Monday 8 September 2014

Living the Dream

Sailing around the Mediterranean on our beautiful boat, not a care in the world; a number of people have commented that we are ‘living the dream’. And so we are, but this phrase has developed a new meaning on Juno. I don’t expect any sympathy from those who are reading this standing on a commuter train, but life on a boat isn’t always as you might imagine.
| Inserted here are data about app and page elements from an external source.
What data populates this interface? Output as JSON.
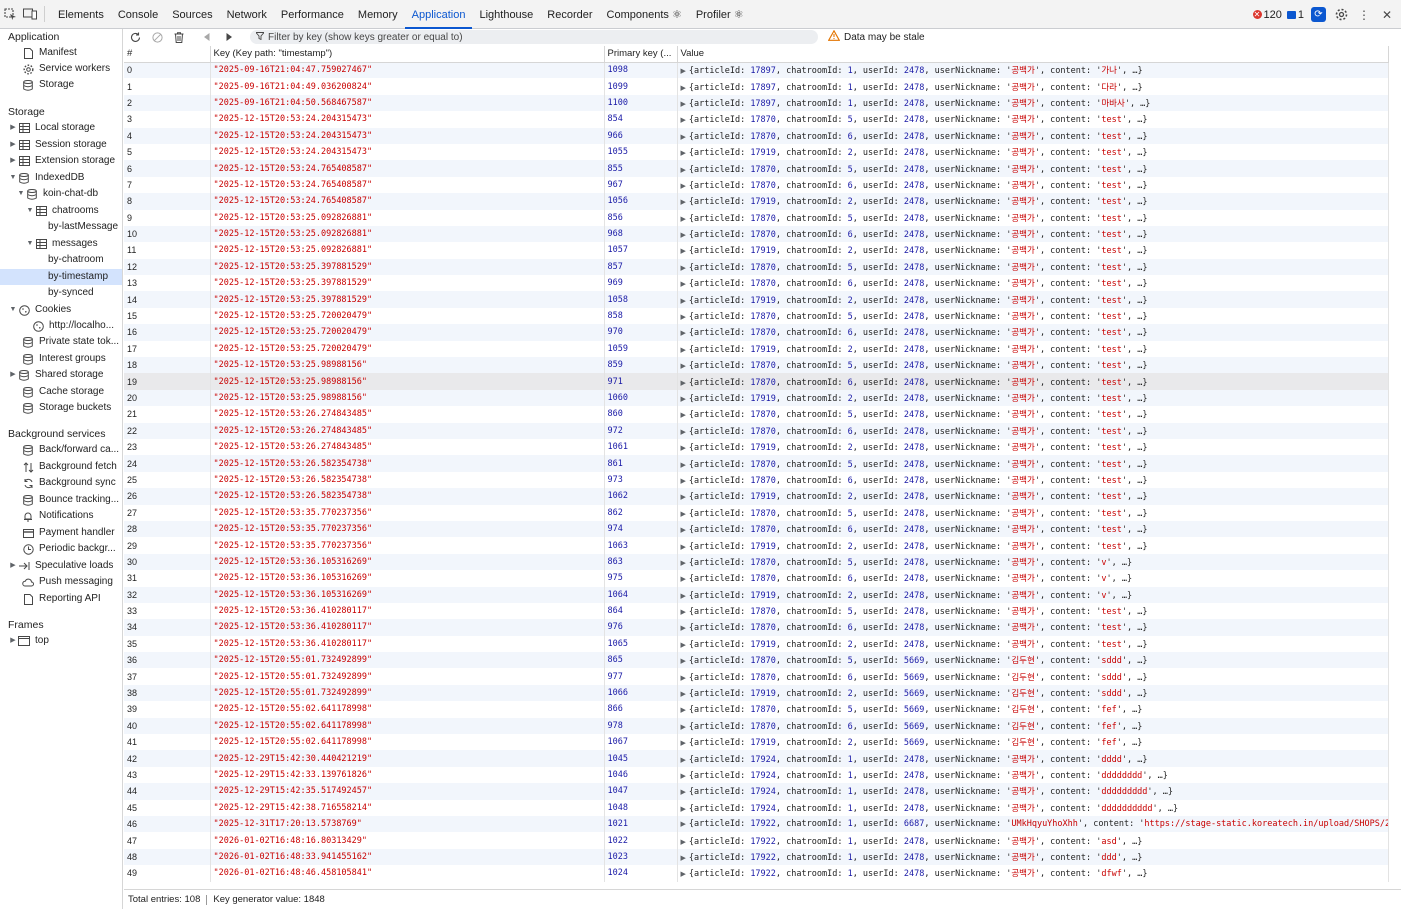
{
  "tabs": [
    "Elements",
    "Console",
    "Sources",
    "Network",
    "Performance",
    "Memory",
    "Application",
    "Lighthouse",
    "Recorder",
    "Components ⚛",
    "Profiler ⚛"
  ],
  "active_tab": "Application",
  "status": {
    "errors": "120",
    "messages": "1"
  },
  "sidebar": {
    "sections": {
      "application": "Application",
      "storage": "Storage",
      "background": "Background services",
      "frames": "Frames"
    },
    "application_items": [
      "Manifest",
      "Service workers",
      "Storage"
    ],
    "storage_items": {
      "local": "Local storage",
      "session": "Session storage",
      "extension": "Extension storage",
      "indexeddb": "IndexedDB",
      "db": "koin-chat-db",
      "chatrooms": "chatrooms",
      "by_last": "by-lastMessage",
      "messages": "messages",
      "by_chatroom": "by-chatroom",
      "by_timestamp": "by-timestamp",
      "by_synced": "by-synced",
      "cookies": "Cookies",
      "cookie_host": "http://localho...",
      "private_state": "Private state tok...",
      "interest": "Interest groups",
      "shared": "Shared storage",
      "cache": "Cache storage",
      "buckets": "Storage buckets"
    },
    "background_items": [
      "Back/forward ca...",
      "Background fetch",
      "Background sync",
      "Bounce tracking...",
      "Notifications",
      "Payment handler",
      "Periodic backgr...",
      "Speculative loads",
      "Push messaging",
      "Reporting API"
    ],
    "frames_items": [
      "top"
    ]
  },
  "toolbar": {
    "filter_placeholder": "Filter by key (show keys greater or equal to)",
    "stale_text": "Data may be stale"
  },
  "table": {
    "headers": [
      "#",
      "Key (Key path: \"timestamp\")",
      "Primary key (...",
      "Value"
    ],
    "rows": [
      [
        "0",
        "\"2025-09-16T21:04:47.759027467\"",
        "1098",
        17897,
        1,
        2478,
        "공백가",
        "가나"
      ],
      [
        "1",
        "\"2025-09-16T21:04:49.036200824\"",
        "1099",
        17897,
        1,
        2478,
        "공백가",
        "다라"
      ],
      [
        "2",
        "\"2025-09-16T21:04:50.568467587\"",
        "1100",
        17897,
        1,
        2478,
        "공백가",
        "마바사"
      ],
      [
        "3",
        "\"2025-12-15T20:53:24.204315473\"",
        "854",
        17870,
        5,
        2478,
        "공백가",
        "test"
      ],
      [
        "4",
        "\"2025-12-15T20:53:24.204315473\"",
        "966",
        17870,
        6,
        2478,
        "공백가",
        "test"
      ],
      [
        "5",
        "\"2025-12-15T20:53:24.204315473\"",
        "1055",
        17919,
        2,
        2478,
        "공백가",
        "test"
      ],
      [
        "6",
        "\"2025-12-15T20:53:24.765408587\"",
        "855",
        17870,
        5,
        2478,
        "공백가",
        "test"
      ],
      [
        "7",
        "\"2025-12-15T20:53:24.765408587\"",
        "967",
        17870,
        6,
        2478,
        "공백가",
        "test"
      ],
      [
        "8",
        "\"2025-12-15T20:53:24.765408587\"",
        "1056",
        17919,
        2,
        2478,
        "공백가",
        "test"
      ],
      [
        "9",
        "\"2025-12-15T20:53:25.092826881\"",
        "856",
        17870,
        5,
        2478,
        "공백가",
        "test"
      ],
      [
        "10",
        "\"2025-12-15T20:53:25.092826881\"",
        "968",
        17870,
        6,
        2478,
        "공백가",
        "test"
      ],
      [
        "11",
        "\"2025-12-15T20:53:25.092826881\"",
        "1057",
        17919,
        2,
        2478,
        "공백가",
        "test"
      ],
      [
        "12",
        "\"2025-12-15T20:53:25.397881529\"",
        "857",
        17870,
        5,
        2478,
        "공백가",
        "test"
      ],
      [
        "13",
        "\"2025-12-15T20:53:25.397881529\"",
        "969",
        17870,
        6,
        2478,
        "공백가",
        "test"
      ],
      [
        "14",
        "\"2025-12-15T20:53:25.397881529\"",
        "1058",
        17919,
        2,
        2478,
        "공백가",
        "test"
      ],
      [
        "15",
        "\"2025-12-15T20:53:25.720020479\"",
        "858",
        17870,
        5,
        2478,
        "공백가",
        "test"
      ],
      [
        "16",
        "\"2025-12-15T20:53:25.720020479\"",
        "970",
        17870,
        6,
        2478,
        "공백가",
        "test"
      ],
      [
        "17",
        "\"2025-12-15T20:53:25.720020479\"",
        "1059",
        17919,
        2,
        2478,
        "공백가",
        "test"
      ],
      [
        "18",
        "\"2025-12-15T20:53:25.98988156\"",
        "859",
        17870,
        5,
        2478,
        "공백가",
        "test"
      ],
      [
        "19",
        "\"2025-12-15T20:53:25.98988156\"",
        "971",
        17870,
        6,
        2478,
        "공백가",
        "test"
      ],
      [
        "20",
        "\"2025-12-15T20:53:25.98988156\"",
        "1060",
        17919,
        2,
        2478,
        "공백가",
        "test"
      ],
      [
        "21",
        "\"2025-12-15T20:53:26.274843485\"",
        "860",
        17870,
        5,
        2478,
        "공백가",
        "test"
      ],
      [
        "22",
        "\"2025-12-15T20:53:26.274843485\"",
        "972",
        17870,
        6,
        2478,
        "공백가",
        "test"
      ],
      [
        "23",
        "\"2025-12-15T20:53:26.274843485\"",
        "1061",
        17919,
        2,
        2478,
        "공백가",
        "test"
      ],
      [
        "24",
        "\"2025-12-15T20:53:26.582354738\"",
        "861",
        17870,
        5,
        2478,
        "공백가",
        "test"
      ],
      [
        "25",
        "\"2025-12-15T20:53:26.582354738\"",
        "973",
        17870,
        6,
        2478,
        "공백가",
        "test"
      ],
      [
        "26",
        "\"2025-12-15T20:53:26.582354738\"",
        "1062",
        17919,
        2,
        2478,
        "공백가",
        "test"
      ],
      [
        "27",
        "\"2025-12-15T20:53:35.770237356\"",
        "862",
        17870,
        5,
        2478,
        "공백가",
        "test"
      ],
      [
        "28",
        "\"2025-12-15T20:53:35.770237356\"",
        "974",
        17870,
        6,
        2478,
        "공백가",
        "test"
      ],
      [
        "29",
        "\"2025-12-15T20:53:35.770237356\"",
        "1063",
        17919,
        2,
        2478,
        "공백가",
        "test"
      ],
      [
        "30",
        "\"2025-12-15T20:53:36.105316269\"",
        "863",
        17870,
        5,
        2478,
        "공백가",
        "v"
      ],
      [
        "31",
        "\"2025-12-15T20:53:36.105316269\"",
        "975",
        17870,
        6,
        2478,
        "공백가",
        "v"
      ],
      [
        "32",
        "\"2025-12-15T20:53:36.105316269\"",
        "1064",
        17919,
        2,
        2478,
        "공백가",
        "v"
      ],
      [
        "33",
        "\"2025-12-15T20:53:36.410280117\"",
        "864",
        17870,
        5,
        2478,
        "공백가",
        "test"
      ],
      [
        "34",
        "\"2025-12-15T20:53:36.410280117\"",
        "976",
        17870,
        6,
        2478,
        "공백가",
        "test"
      ],
      [
        "35",
        "\"2025-12-15T20:53:36.410280117\"",
        "1065",
        17919,
        2,
        2478,
        "공백가",
        "test"
      ],
      [
        "36",
        "\"2025-12-15T20:55:01.732492899\"",
        "865",
        17870,
        5,
        5669,
        "김두현",
        "sddd"
      ],
      [
        "37",
        "\"2025-12-15T20:55:01.732492899\"",
        "977",
        17870,
        6,
        5669,
        "김두현",
        "sddd"
      ],
      [
        "38",
        "\"2025-12-15T20:55:01.732492899\"",
        "1066",
        17919,
        2,
        5669,
        "김두현",
        "sddd"
      ],
      [
        "39",
        "\"2025-12-15T20:55:02.641178998\"",
        "866",
        17870,
        5,
        5669,
        "김두현",
        "fef"
      ],
      [
        "40",
        "\"2025-12-15T20:55:02.641178998\"",
        "978",
        17870,
        6,
        5669,
        "김두현",
        "fef"
      ],
      [
        "41",
        "\"2025-12-15T20:55:02.641178998\"",
        "1067",
        17919,
        2,
        5669,
        "김두현",
        "fef"
      ],
      [
        "42",
        "\"2025-12-29T15:42:30.440421219\"",
        "1045",
        17924,
        1,
        2478,
        "공백가",
        "dddd"
      ],
      [
        "43",
        "\"2025-12-29T15:42:33.139761826\"",
        "1046",
        17924,
        1,
        2478,
        "공백가",
        "dddddddd"
      ],
      [
        "44",
        "\"2025-12-29T15:42:35.517492457\"",
        "1047",
        17924,
        1,
        2478,
        "공백가",
        "ddddddddd"
      ],
      [
        "45",
        "\"2025-12-29T15:42:38.716558214\"",
        "1048",
        17924,
        1,
        2478,
        "공백가",
        "dddddddddd"
      ],
      [
        "46",
        "\"2025-12-31T17:20:13.5738769\"",
        "1021",
        17922,
        1,
        6687,
        "UMkHqyuYhoXhh",
        "https://stage-static.koreatech.in/upload/SHOPS/202..."
      ],
      [
        "47",
        "\"2026-01-02T16:48:16.80313429\"",
        "1022",
        17922,
        1,
        2478,
        "공백가",
        "asd"
      ],
      [
        "48",
        "\"2026-01-02T16:48:33.941455162\"",
        "1023",
        17922,
        1,
        2478,
        "공백가",
        "ddd"
      ],
      [
        "49",
        "\"2026-01-02T16:48:46.458105841\"",
        "1024",
        17922,
        1,
        2478,
        "공백가",
        "dfwf"
      ]
    ],
    "highlighted_row": "19"
  },
  "footer": {
    "total": "Total entries: 108",
    "keygen": "Key generator value: 1848"
  }
}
I think the hardest thing to adapt to, is always being on the move. We all like the familiarity and stability of returning home after a difficult day.  It allows us to relax, in a secure and safe environment, and although we might hanker for a more exotic life from our base in the home counties, there are many attractions of a stable home life: a trip to the pub for supper to meet friends, a walk through the woods with the dogs, even sitting down to watch the TV on a Sunday evening. I think that the impression of a life on a yacht is of beautiful anchorages, calm seas and gentle sails, visiting new places and experiences. All this is true, but in practice, the realities are much tougher.

First, the boat. Lovely though Juno is, she is a complicated machine and things do go wrong – quite often. Even something as simple as the washing machine pump, or the solenoid that controls the loo flush, or the hatch hinge that won’t stay open.  Then there are more serious matters such as a bow thruster switch that locks on port just as we are docking, the primary winch that packs up on a windy evening off the island of Ischia, or the black smoke pouring from the engine room in the middle of the night off Cadiz. All these things get fixed but I can’t just call a plumber or a mechanic, so mostly it gets fixed by me, with the invaluable support of the Oyster customer support team.  Everything goes on a list, some times the list is short, but at the moment, with the World ARC in prospect the list is alarmingly long.

Then there is the daily business of finding somewhere to spend the night; something we take for granted at home but on a boat it’s a daily issue. Marinas in the Mediterranean summer are painfully expensive, never less than 150 Euros per night just for a patch of water, with power and water sometimes included, but sometimes not. The wifi is inexplicably useless in every marina – how hard can it be? - and we rely heavily on the internet for emails, weather forecasts and for booking the next marina somewhere along our route. We much prefer to anchor but its not easy to find an anchorage in the Med where the wind is fickle and the swell is persistent, working its way around headlands and into even the most sheltered bays. Every afternoon as the land heats up an onshore wind develops and suddenly the sheltered anchorage becomes untenable until darkness falls and the wind dies.  

And of course the most important aspect of living on a boat is who we are living with. Ones relationship with ones partner is very intense: twenty four hours per day, seven days per week with no let up. No chance for Fatty to nip out for lunch with a friend, no opportunity for me to spend a day in London on business or to have a sharpener with Harry at the pub. Most of the time it’s great; in fact better than at home once we get used to each other, but when its bad – its horrid because there is no escape.

So now when I have my head in the bilges trying to repair a recalcitrant float switch, or when Fatty is trying to make supper while Juno rolls from side to side in a heavy swell, we sometimes glare at each other and say ‘Living the dream’. 


  1. Ah Paul

    How I relate to every word in your latest blog!

    Currently 'living the dream' comfortable in Marina Grande, Prochida.



  2. Hail Frew! Get that head back in the bilges, I would - I'll let you know when the coast is clear!

  3. I chuckled when I read this one. I know it so well. Could be worse - you could be "living the dream / nightmare in Arbroath". Get down the florist / shoe shop / chandlers (delete where appropriate!). Gill and Lisa xxx